Ignacio Herrera Anchustegui is a final year Ph.D. candidate at the Faculty of Law of the University of Bergen and member of the Bergen Center for Competition Law & Economics (BECCLE). His Ph.D. research project, entitled “The EU/EEA Competition Law Regulation of Buyer Power” is supervised by Ass. Prof. Ronny Gjendemsjø and Prof. Erling Hjelmeng. Ignacio is also the lecturer of the EU/EEA Public Procurement Course at the University of Bergen.

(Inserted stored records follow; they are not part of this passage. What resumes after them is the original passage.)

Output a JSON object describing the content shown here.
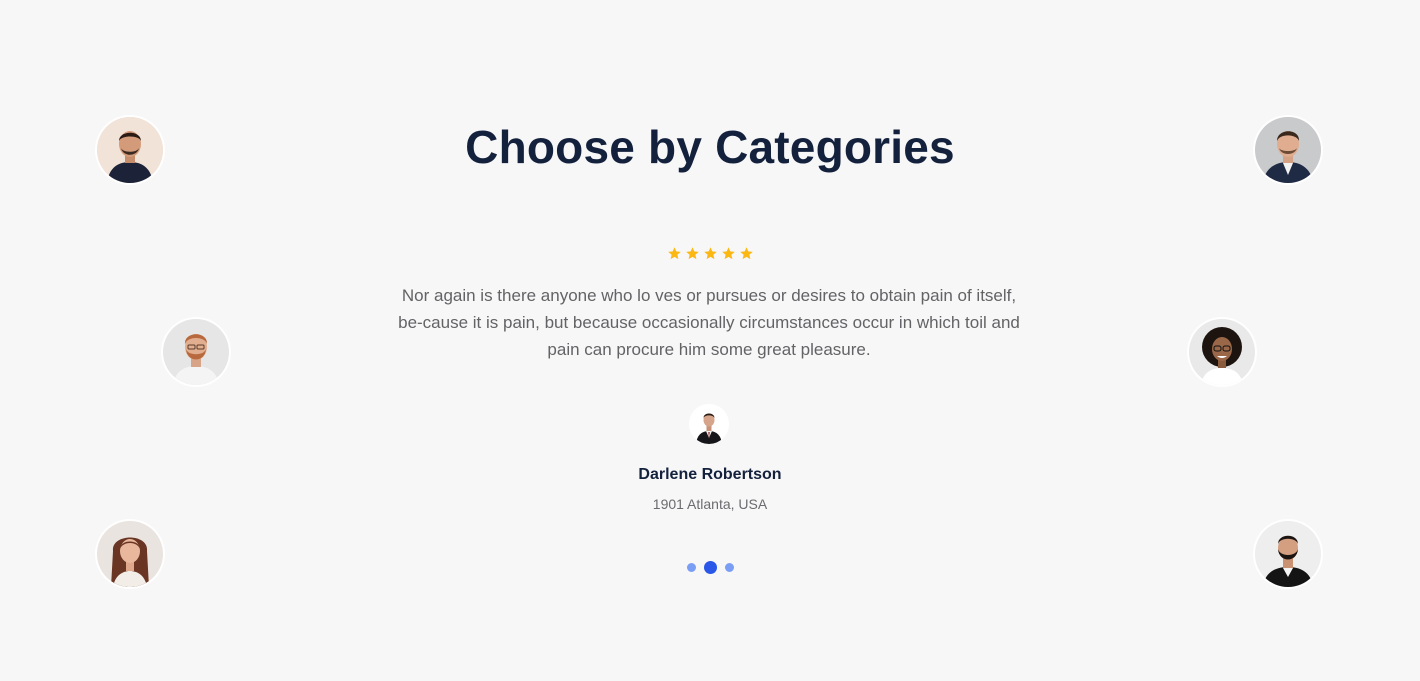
{
  "section": {
    "title": "Choose by Categories"
  },
  "testimonial": {
    "rating": 5,
    "quote": "Nor again is there anyone who lo ves or pursues or desires to obtain pain of itself, be-cause it is pain, but because occasionally circumstances occur in which toil and pain can procure him some great pleasure.",
    "author_name": "Darlene Robertson",
    "author_location": "1901 Atlanta, USA"
  },
  "slider": {
    "dot_count": 3,
    "active_index": 1
  },
  "colors": {
    "background": "#f7f7f8",
    "heading": "#14213d",
    "body_text": "#636366",
    "star": "#fbb814",
    "dot_active": "#2b57e8",
    "dot_inactive": "#7a9ef5"
  },
  "icons": {
    "star": "star-icon"
  }
}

His research interests cover buyer power regulation, public procurement, sectoral competition regulation applicable to electricity, oil and natural gas, competition philosophy and comparative antitrust.
He holds a law degree summa cum laude (2008) from the Catholic University Andrés Bello, Venezuela, and an LL.M. in European and International Business Law with honors (2012) from the University of Vienna, Austria. He worked in his native Venezuela for several years as an attorney, as well as Academic Assistant pro bono at the Catholic University Andrés Bello. Later he interned at the United Nations Office on Drugs and Crime (UNODC) Vienna in 2012. During the course of his Ph.D. studies he has published in the fields of EU competition law and public procurement law as well as having carried out research visits in several institutions in Europe and the US.
Ignacio has been awarded a four-year post-doctoral research grant by Statoil ASA as part of the Akademia-Avtalen research collaboration scheme with the University of Bergen to carry out research concerning the economic regulation of energy markets within EU/EEA Competition and Public Procurement Law. In connection with this research project, and thanks to the Scholar-in-Residence Program scholarship, during his visit to Washington D.C, he will carry out a study concerning the Antitrust Regulation of Electricity and Natural Gas Markets from an EU-US comparative perspective. He will deal with the regulatory means employed in the US and the EU concerning the ownership unbundling process, the prevention of third-party non-discriminatory access to the distribution networks of electricity and natural gas, and the transition from a direct government regulation to a market-based system. Furthermore, he will investigate the scope and applicability of the essential facilities doctrine, with a particular emphasis in the energy sector. His objective is to determine whether there is or should be a different approach to third-party access concerning energy distribution in comparison to general antitrust law.